Just before these two hated stories were published, Gayle and I attended a panel at the San Diego Con, sitting towards the back of the room. J. Michael Straczynski was taking questions. I was going to ask about Baby May, but a guy in the front asked him first.. Much later, our own Captain Comics revealed that he was that guy.

It still amazes me that this, indeed, did happen. I remember being in the audience, listening to a bunch of drivel that was ignoring the Big Reveal at the end of the "The Five," which was that Norman Osborn had stolen Peter and MJ's baby and convinced them it was dead.

This seemed like a big deal to me, and here are these two big-shot glad-handers up there on the stage going nowhere near this existential question as they mapped out a boring and pedestrian future. I'm not normally one to do so, but I got in line for the mic.

From that point on, Richard describes it well.They acted like I was speaking German, for all intents and purposes.

It probably helped to douse whatever Spidey-enthusiasm I still had sputtering.

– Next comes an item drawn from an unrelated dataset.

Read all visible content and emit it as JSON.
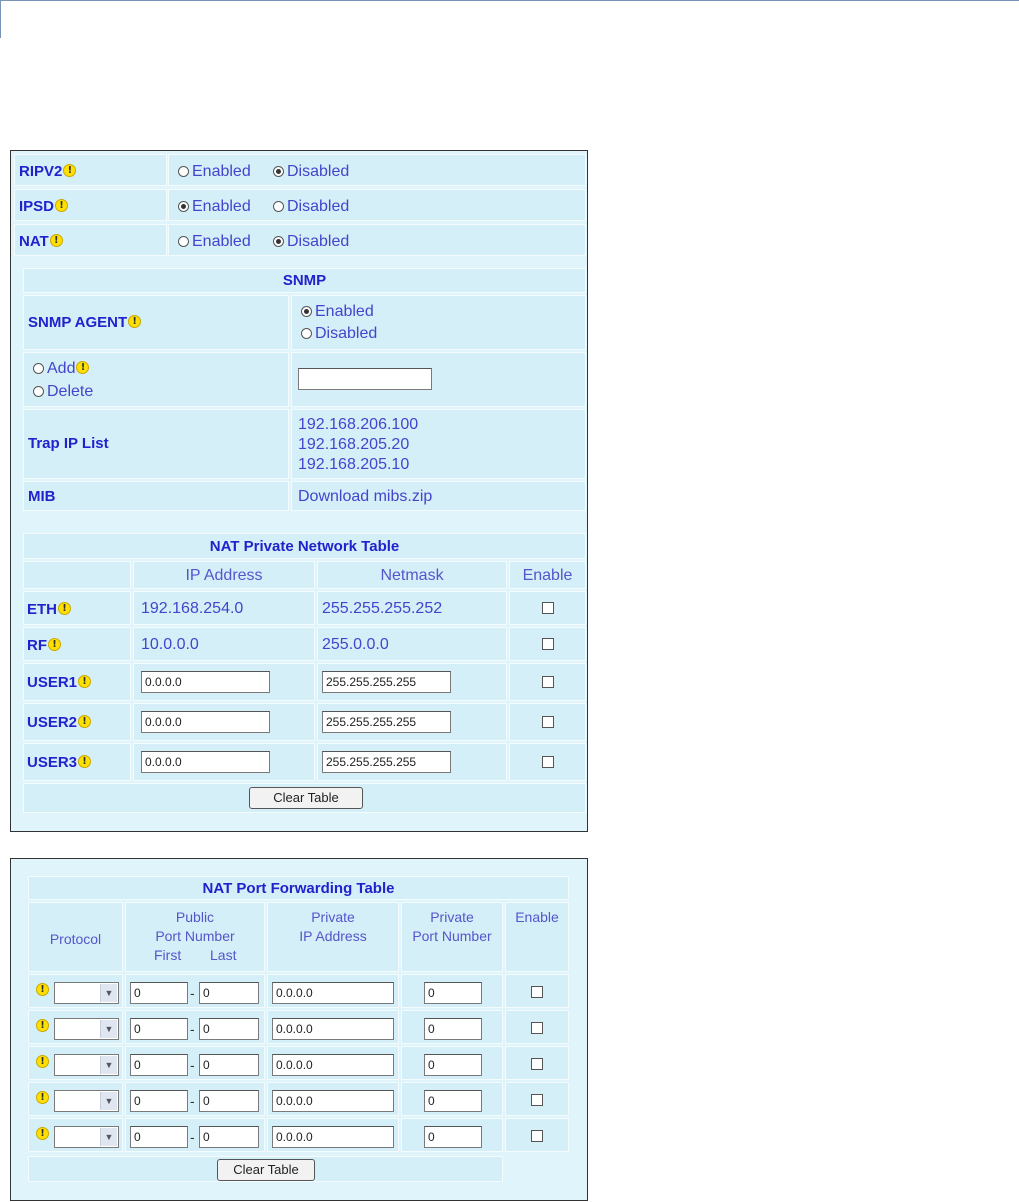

But what I really wish was I had some sort of Spidey sense so I could turn around and shake Richard's hand. What are the odds we're ever going to be in the same room again?

"On another thread, Jeff, you mentioned that you have never watched any Babylon 5."

A former member (Alan M., I think it was) once offered to give me his entire series of Babylon 5 on VHS when he replaced it on DVD, but I declined when I found out it was dubbed off TV (having recently replaced my dubbed ST: TNG VHSs with DVDs myself). 

"IIRC, May "Mayday" Parker is Baby May all grown up."

For a while I held out hope that the original Baby May storyline would eventually be resolved. Even with Marvel's sliding timescale, I think that ship has sailed (especially given that characters tend to age much more rapidly off-panel than on). 

Captain Comics said:

But what I really wish was I had some sort of Spidey sense so I could turn around and shake Richard's hand. What are the odds we're ever going to be in the same room again?

Your Spidey sense would have told you to swing on your web to the back of the opposite side of the room.

I'm older than you but am not going anywhere. I hope that one of these days I'll be able to shake the hands of several of you.

Reply to Discussion

RSS

Welcome!

No flame wars. No trolls. But a lot of really smart people.The Captain Comics Round Table tries to be the friendliest and most accurate comics website on the Internet.

SOME ESSENTIALS:

RULES OF THE ROUND TABLE

MODERATORS

SMILIES FOLDER

TIPS ON USING THE BOARD

FOLLOW US:

OUR COLUMNISTS:

Groups

© 2021   Captain Comics, board content ©2013 Andrew Smith   Powered by

Badges  |  Report an Issue  |  Terms of Service